= DATA LISTING =

------------------------

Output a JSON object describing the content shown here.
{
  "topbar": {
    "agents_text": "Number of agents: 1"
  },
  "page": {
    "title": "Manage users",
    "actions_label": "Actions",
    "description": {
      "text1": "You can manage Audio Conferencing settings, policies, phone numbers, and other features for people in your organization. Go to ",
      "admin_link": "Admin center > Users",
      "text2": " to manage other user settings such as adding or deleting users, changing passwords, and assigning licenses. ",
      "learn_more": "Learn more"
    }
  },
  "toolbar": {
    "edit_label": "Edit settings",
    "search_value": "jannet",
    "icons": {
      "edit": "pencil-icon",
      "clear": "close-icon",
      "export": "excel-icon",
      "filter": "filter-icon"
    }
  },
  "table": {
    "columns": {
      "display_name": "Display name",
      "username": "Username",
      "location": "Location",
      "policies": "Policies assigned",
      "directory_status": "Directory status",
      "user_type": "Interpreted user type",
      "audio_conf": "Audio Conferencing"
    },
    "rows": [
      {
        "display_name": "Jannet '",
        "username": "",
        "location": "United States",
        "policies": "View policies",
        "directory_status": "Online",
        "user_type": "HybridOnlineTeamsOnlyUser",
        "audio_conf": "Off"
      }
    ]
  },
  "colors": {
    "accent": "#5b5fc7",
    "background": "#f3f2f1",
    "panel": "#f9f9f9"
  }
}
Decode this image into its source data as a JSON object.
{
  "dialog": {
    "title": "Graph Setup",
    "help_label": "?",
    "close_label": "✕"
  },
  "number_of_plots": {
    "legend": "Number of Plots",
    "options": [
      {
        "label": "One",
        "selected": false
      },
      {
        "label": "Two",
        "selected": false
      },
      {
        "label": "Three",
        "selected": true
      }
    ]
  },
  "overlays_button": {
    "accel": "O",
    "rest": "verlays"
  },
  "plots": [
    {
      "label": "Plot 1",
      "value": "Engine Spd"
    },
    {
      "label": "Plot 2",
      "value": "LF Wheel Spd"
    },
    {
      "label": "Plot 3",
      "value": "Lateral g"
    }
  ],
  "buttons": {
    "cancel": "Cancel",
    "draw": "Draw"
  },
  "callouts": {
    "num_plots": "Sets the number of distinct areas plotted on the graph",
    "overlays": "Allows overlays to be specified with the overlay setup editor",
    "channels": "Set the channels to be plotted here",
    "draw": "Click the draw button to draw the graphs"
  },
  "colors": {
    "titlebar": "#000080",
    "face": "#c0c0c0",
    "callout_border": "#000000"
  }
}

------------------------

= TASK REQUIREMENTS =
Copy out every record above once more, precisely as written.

= YOUR SOLUTION =
Output a JSON object describing the content shown here.
{
  "topbar": {
    "agents_text": "Number of agents: 1"
  },
  "page": {
    "title": "Manage users",
    "actions_label": "Actions",
    "description": {
      "text1": "You can manage Audio Conferencing settings, policies, phone numbers, and other features for people in your organization. Go to ",
      "admin_link": "Admin center > Users",
      "text2": " to manage other user settings such as adding or deleting users, changing passwords, and assigning licenses. ",
      "learn_more": "Learn more"
    }
  },
  "toolbar": {
    "edit_label": "Edit settings",
    "search_value": "jannet",
    "icons": {
      "edit": "pencil-icon",
      "clear": "close-icon",
      "export": "excel-icon",
      "filter": "filter-icon"
    }
  },
  "table": {
    "columns": {
      "display_name": "Display name",
      "username": "Username",
      "location": "Location",
      "policies": "Policies assigned",
      "directory_status": "Directory status",
      "user_type": "Interpreted user type",
      "audio_conf": "Audio Conferencing"
    },
    "rows": [
      {
        "display_name": "Jannet '",
        "username": "",
        "location": "United States",
        "policies": "View policies",
        "directory_status": "Online",
        "user_type": "HybridOnlineTeamsOnlyUser",
        "audio_conf": "Off"
      }
    ]
  },
  "colors": {
    "accent": "#5b5fc7",
    "background": "#f3f2f1",
    "panel": "#f9f9f9"
  }
}
Decode this image into its source data as a JSON object.
{
  "dialog": {
    "title": "Graph Setup",
    "help_label": "?",
    "close_label": "✕"
  },
  "number_of_plots": {
    "legend": "Number of Plots",
    "options": [
      {
        "label": "One",
        "selected": false
      },
      {
        "label": "Two",
        "selected": false
      },
      {
        "label": "Three",
        "selected": true
      }
    ]
  },
  "overlays_button": {
    "accel": "O",
    "rest": "verlays"
  },
  "plots": [
    {
      "label": "Plot 1",
      "value": "Engine Spd"
    },
    {
      "label": "Plot 2",
      "value": "LF Wheel Spd"
    },
    {
      "label": "Plot 3",
      "value": "Lateral g"
    }
  ],
  "buttons": {
    "cancel": "Cancel",
    "draw": "Draw"
  },
  "callouts": {
    "num_plots": "Sets the number of distinct areas plotted on the graph",
    "overlays": "Allows overlays to be specified with the overlay setup editor",
    "channels": "Set the channels to be plotted here",
    "draw": "Click the draw button to draw the graphs"
  },
  "colors": {
    "titlebar": "#000080",
    "face": "#c0c0c0",
    "callout_border": "#000000"
  }
}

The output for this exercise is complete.